Home inspections can be a long, tedious process for homeowners hoping to sell their house for top dollar. To speed the home inspection process along, you can take care of some items before the inspection. Before inviting inspectors to come look through your home, here are a few specific things that should be looked over:
1. Aluminum Wiring
Aluminum wiring was an excellent alternative in the 1960s and 1970s when copper prices skyrocketed. Since then, it’s been discovered that aluminum wiring causes a lot of problems. Aluminum wiring corrodes when in contact with copper. This causes loosened connections, which can lead to arcing and dangerous electrical fires. If you have aluminum wiring, most likely you’ll have to have it replaced for safety reasons.
2. Check the Age of Electrical Panels
Older homes that were built before the 1930s may have electrical panels that are overloaded with the conveniences of modern living. Back in the days when these panels were built, they were adequate. Today, with dishwashers, microwaves, air conditioning/heating systems, TVs, gaming consoles, refrigerators, etc., it’s easy to see how those old systems are not equipped to handle the load.
Older homes with overloaded electrical panels will not pass a home inspection. If the system is more than 20 years old, have a trusted inspector check it for safety, at around 40 years, consider total replacements.
3. Circuit Breaker Size
When sizing breaker panels, it needs to be determined if the breaker is large enough to handle the load required by the house and the appliances inside. Most breakers are 100 or 200 amps in strength. If the panels being inspected will not meet the electrical need, it is recommended that they are upgraded to at least that strength. If your home demands more electricity than your circuit breaker is built to handle, you’ll end up dealing with broken fuses, tripped circuits, and blackouts. An additional breaker box may be required if the home has more technology than usual to ensure overloading is not an issue.
4. GFCIs in Appropriate Locations
New codes in the last several years now require that Ground Fault Circuit Interrupters(GFCI’s) are installed on certain areas of your home. You’ll need GFCI’s in unfinished areas of your home, garages, outdoor living areas, and anything near a water source (kitchen, bathroom, laundry room). Keep your Kansas City home safer with GFCI’s installed in all the right places.
5. 3-Pronged Outlets Must Be Grounded
Ensure that the old 2-prong outlets are not just replaced with 3-prong covers, but are actually grounded so that they are safe to use. Every single box in the residence should be grounded. To check for grounding, insert one prong of a circuit tester into the receptacle’s hot slot (the shorter one), and touch the other to a screw that secures the cover plate. The tester should light up. If it does not, the box is not grounded. You can install a GFCI (see #5 above) or call an electrician to fix the wiring.

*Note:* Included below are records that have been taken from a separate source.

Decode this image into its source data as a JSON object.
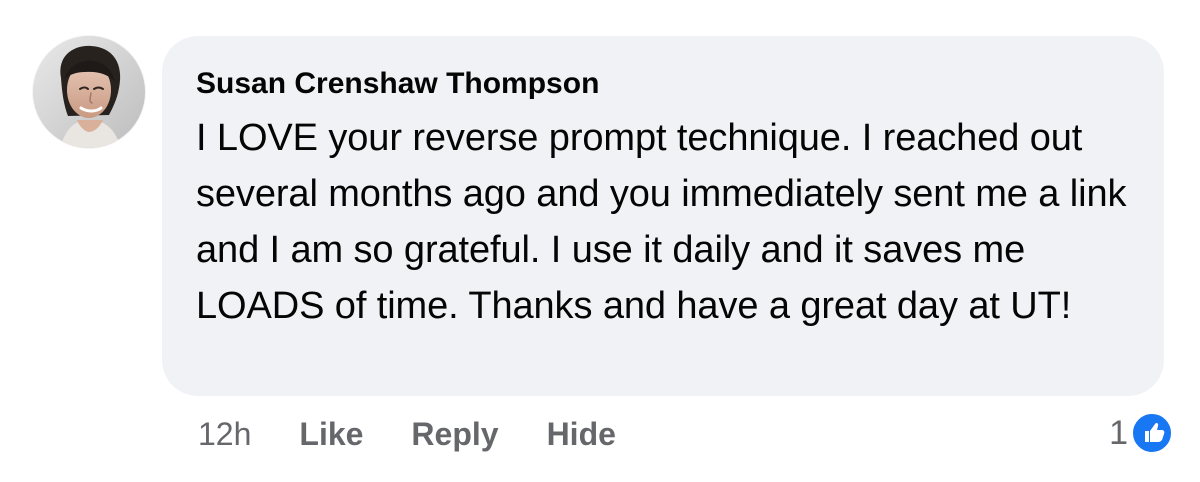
{
  "comment": {
    "author": "Susan Crenshaw Thompson",
    "text": "I LOVE your reverse prompt technique. I reached out several months ago and you immediately sent me a link and I am so grateful. I use it daily and it saves me LOADS of time. Thanks and have a great day at UT!",
    "timestamp": "12h",
    "actions": {
      "like_label": "Like",
      "reply_label": "Reply",
      "hide_label": "Hide"
    },
    "reactions": {
      "count": "1",
      "icon": "like-reaction-icon",
      "color": "#1877f2"
    }
  },
  "colors": {
    "bubble": "#f0f2f5",
    "primary_text": "#050505",
    "secondary_text": "#65676b",
    "accent": "#1877f2"
  },
  "icons": {
    "avatar": "profile-photo-avatar",
    "reaction": "thumbs-up-icon"
  }
}
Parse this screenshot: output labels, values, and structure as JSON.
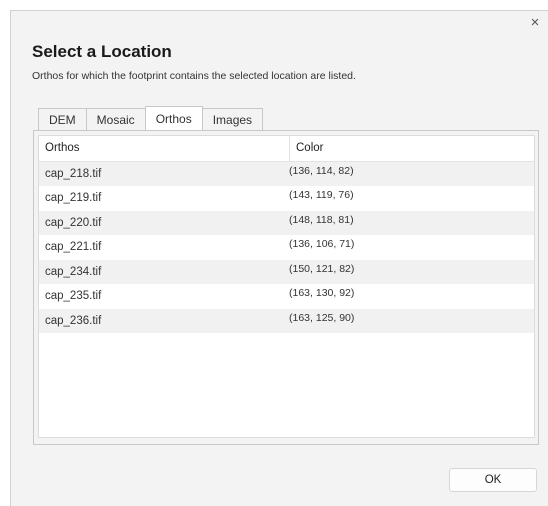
{
  "dialog": {
    "close_glyph": "×",
    "title": "Select a Location",
    "subtitle": "Orthos for which the footprint contains the selected location are listed."
  },
  "tabs": [
    {
      "label": "DEM",
      "active": false
    },
    {
      "label": "Mosaic",
      "active": false
    },
    {
      "label": "Orthos",
      "active": true
    },
    {
      "label": "Images",
      "active": false
    }
  ],
  "table": {
    "columns": [
      "Orthos",
      "Color"
    ],
    "rows": [
      {
        "name": "cap_218.tif",
        "color": "(136, 114, 82)"
      },
      {
        "name": "cap_219.tif",
        "color": "(143, 119, 76)"
      },
      {
        "name": "cap_220.tif",
        "color": "(148, 118, 81)"
      },
      {
        "name": "cap_221.tif",
        "color": "(136, 106, 71)"
      },
      {
        "name": "cap_234.tif",
        "color": "(150, 121, 82)"
      },
      {
        "name": "cap_235.tif",
        "color": "(163, 130, 92)"
      },
      {
        "name": "cap_236.tif",
        "color": "(163, 125, 90)"
      }
    ]
  },
  "buttons": {
    "ok_label": "OK"
  }
}
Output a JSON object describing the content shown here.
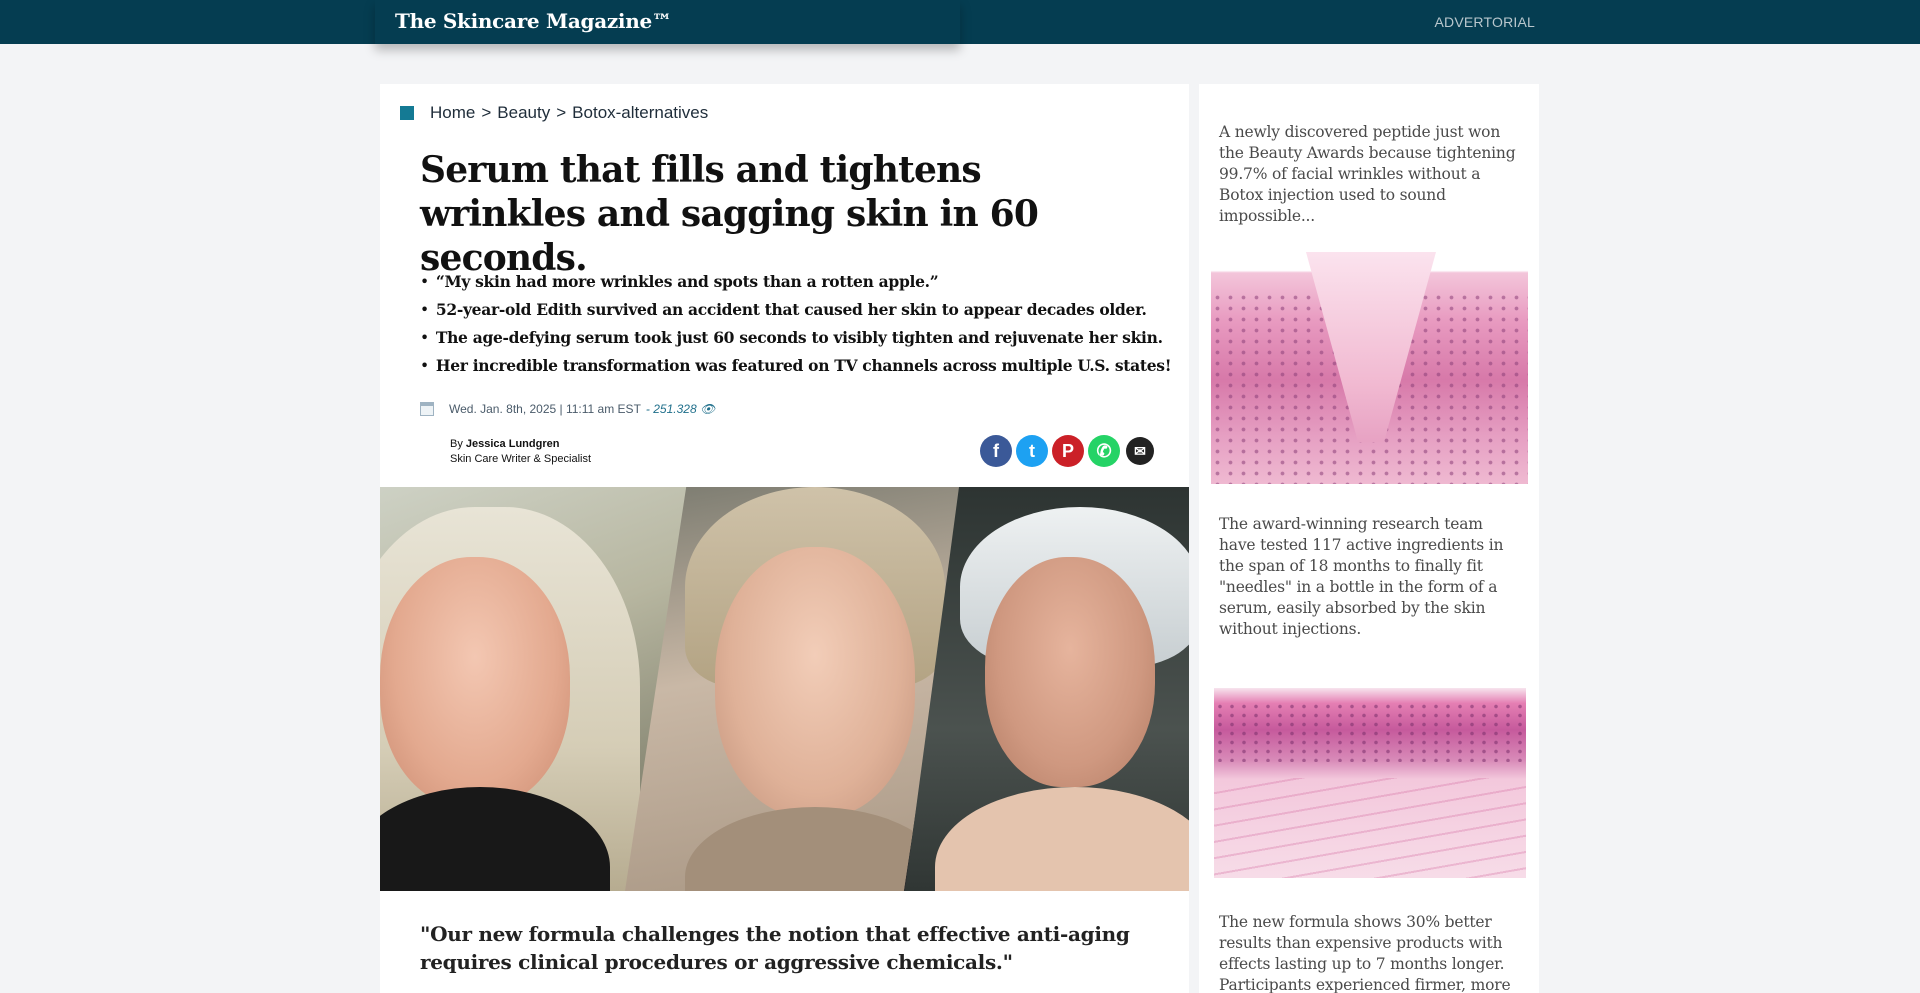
{
  "header": {
    "brand": "The Skincare Magazine™",
    "advertorial_label": "ADVERTORIAL"
  },
  "breadcrumb": {
    "items": [
      "Home",
      "Beauty",
      "Botox-alternatives"
    ],
    "separator": ">"
  },
  "article": {
    "headline": "Serum that fills and tightens wrinkles and sagging skin in 60 seconds.",
    "bullets": [
      "“My skin had more wrinkles and spots than a rotten apple.”",
      "52-year-old Edith survived an accident that caused her skin to appear decades older.",
      "The age-defying serum took just 60 seconds to visibly tighten and rejuvenate her skin.",
      "Her incredible transformation was featured on TV channels across multiple U.S. states!"
    ],
    "date": "Wed. Jan. 8th, 2025 | 11:11 am EST",
    "views": "- 251.328 👁",
    "author_prefix": "By",
    "author_name": "Jessica Lundgren",
    "author_role": "Skin Care Writer & Specialist",
    "quote": "\"Our new formula challenges the notion that effective anti-aging requires clinical procedures or aggressive chemicals.\""
  },
  "share": {
    "facebook": "f",
    "twitter": "t",
    "pinterest": "P",
    "whatsapp": "✆",
    "email": "✉"
  },
  "sidebar": {
    "text1": "A newly discovered peptide just won the Beauty Awards because tightening 99.7% of facial wrinkles without a Botox injection used to sound impossible...",
    "text2": "The award-winning research team have tested 117 active ingredients in the span of 18 months to finally fit \"needles\" in a bottle in the form of a serum, easily absorbed by the skin without injections.",
    "text3": "The new formula shows 30% better results than expensive products with effects lasting up to 7 months longer. Participants experienced firmer, more"
  },
  "colors": {
    "header_bg": "#053d51",
    "accent": "#147a94",
    "facebook": "#3b5998",
    "twitter": "#1da1f2",
    "pinterest": "#cb2027",
    "whatsapp": "#25d366"
  }
}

6. Get Rid of Extension Cords
As far as the codes on extension cords go, it’s easier to just get rid of them altogether before an inspection. Electrical best practices say that extension cords can only be used to provide temporary power. They shouldn’t be run under rugs or pulled through any windows or doors. Since they may not replace the permanent wiring, remove all extension cords before an official inspection.